THE CORCORAN has a shock in store for those who think of Britain's Tony Cragg as a lively, witty and inventive minor sculptor. Cragg, the Corcoran shows us, is a genius who's likely to be ranked among the great artists of this century.
Overuse of superlatives has sapped the snap and crackle of language, but only superlatives will do for this exhibition of works Cragg has created since 1975. The Corcoran, built to a grand scale in an ebullient era, has for the moment found works equal to its monumentality.
Scale is central to Cragg's work. He makes great big things, whose size may at first seem to be bravado but which soon reveal themselves to be just right. As a poet and prophet of the post-industrial era, Cragg has progressed from showing us the ironic beauty of our trash to revealing the limitless promise of material mastery.
Look what you've done to the world, Cragg used to carp. See what you could do with the world, he now croons, luring us into his vision with beautiful and beguiling shapes, textures, colors and materials. Bronze, plaster, glass, wood, lapis lazuli, steel, sandstone, plastic, granite, rubber, cast iron . . . . Whatever comes to Cragg's hand is transmuted into whatever he wills it to be.
Sugar beets, for instance. Nothing on this planet is more ordinary and ugly than a sugar beet. In "Inverted Sugar Crop" (1986), Cragg gives us cast-bronze sugar beets, with pumpkin faces carved in them. Well, not pumpkin faces exactly, more like the faces on the piled corpses in concentration camp photographs. Well, no, not Holocaust heads exactly, nor something in between.

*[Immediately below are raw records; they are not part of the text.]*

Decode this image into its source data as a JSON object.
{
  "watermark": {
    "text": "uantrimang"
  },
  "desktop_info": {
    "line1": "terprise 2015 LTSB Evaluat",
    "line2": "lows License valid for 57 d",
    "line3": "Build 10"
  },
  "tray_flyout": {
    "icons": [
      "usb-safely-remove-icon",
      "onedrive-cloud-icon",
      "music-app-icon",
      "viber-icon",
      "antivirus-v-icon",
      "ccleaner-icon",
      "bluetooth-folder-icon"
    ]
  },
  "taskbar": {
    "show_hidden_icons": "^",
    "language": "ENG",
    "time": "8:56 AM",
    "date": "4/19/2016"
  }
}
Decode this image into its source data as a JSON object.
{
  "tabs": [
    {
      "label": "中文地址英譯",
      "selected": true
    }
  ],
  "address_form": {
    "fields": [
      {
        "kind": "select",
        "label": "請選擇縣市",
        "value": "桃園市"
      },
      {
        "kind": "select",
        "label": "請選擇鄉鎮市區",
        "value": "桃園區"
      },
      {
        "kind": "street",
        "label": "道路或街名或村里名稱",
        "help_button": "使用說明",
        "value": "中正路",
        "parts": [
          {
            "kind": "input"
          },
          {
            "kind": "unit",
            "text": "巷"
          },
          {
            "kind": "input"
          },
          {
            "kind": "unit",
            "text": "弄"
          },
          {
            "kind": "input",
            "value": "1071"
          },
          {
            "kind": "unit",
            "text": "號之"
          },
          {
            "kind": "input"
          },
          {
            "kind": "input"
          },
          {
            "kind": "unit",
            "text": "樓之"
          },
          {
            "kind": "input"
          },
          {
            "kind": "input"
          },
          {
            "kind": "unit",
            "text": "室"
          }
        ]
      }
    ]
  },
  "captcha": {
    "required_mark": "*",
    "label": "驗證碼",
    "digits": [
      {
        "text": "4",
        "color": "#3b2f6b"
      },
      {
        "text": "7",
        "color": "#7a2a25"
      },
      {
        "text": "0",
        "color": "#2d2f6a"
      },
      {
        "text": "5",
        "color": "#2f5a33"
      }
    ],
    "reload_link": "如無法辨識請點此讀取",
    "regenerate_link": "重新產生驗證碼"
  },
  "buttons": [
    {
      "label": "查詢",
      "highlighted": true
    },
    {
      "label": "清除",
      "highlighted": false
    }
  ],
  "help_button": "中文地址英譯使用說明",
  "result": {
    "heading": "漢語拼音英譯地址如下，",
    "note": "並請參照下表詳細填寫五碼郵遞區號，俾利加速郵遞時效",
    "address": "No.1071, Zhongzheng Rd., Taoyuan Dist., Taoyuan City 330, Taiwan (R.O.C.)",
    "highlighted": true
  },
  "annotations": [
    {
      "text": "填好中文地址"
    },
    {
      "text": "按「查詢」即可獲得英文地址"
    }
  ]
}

They're both one and the other, grin and grimace, promise and warning.
Similarly ambiguous is "Code Noah" (1988), whose title and gene-echoing helix suggest a theme of world-with-an-end, amen. But the bronze spiral is made up of cuddly teddy bears and toy elephants and other nursery animals. It probably is an apocalyptic preachment, but it's also as endearing as Winnie the Pooh.
"Minster" (1987), several cunning stacks of junked tires, gears, flywheels, flanges, bell housings and whatever becomes, at second thought, an elegaic evocation of the ruins of Camelot, or the Kremlin, or Disneyland. The message is timely and timeless.
Some of Cragg's largest works seem to be entirely playful feats of derring-do, such as giant monolithic eucalyptus boles, towering sandstone bottles, humongous steel-pipe assemblages that challenge us, compel us, to stand there and take it in. Some are so massive that they promise to outlast history; others seem so delicate you tiptoe past for fear they'll shatter or topple.
And every piece is consummately executed. Cragg's skill is equal to his imagination, whatever the material at hand. In an era when lesser sculptors use deliberate slapdash to conceal their clumsiness and ignorance of their craft, Cragg's superb castings, flawless carvings and deeply thoughtful assemblages seem revolutionary.
Cragg well may come to curse the day when he began constructing his signature pieces, the scenes and figures made up of plastic objects and fragments found on beaches and in the streets. They're wonderful assemblages, sprightly and amusing, and occasionally have real power, such as "Newton's Tones" (1978), which echoes and honors the great scientist's discovery of the spectrum of light. While inherently limited, they're so distinctive they've become a label under which "Cragg, Tony (1949- )" can be conveniently filed.
But not after you've seen the Corcoran show (which was organized by the Newport Harbor Art Museum of Newport Beach, Calif., and, amazingly, is Cragg's first solo American museum exhibition). There are a half-dozen of the found-plastic mosaics among the 29 works on view, and some of them are huge, but they fade to a decorative frieze under the impact of Cragg's mighty "made" works.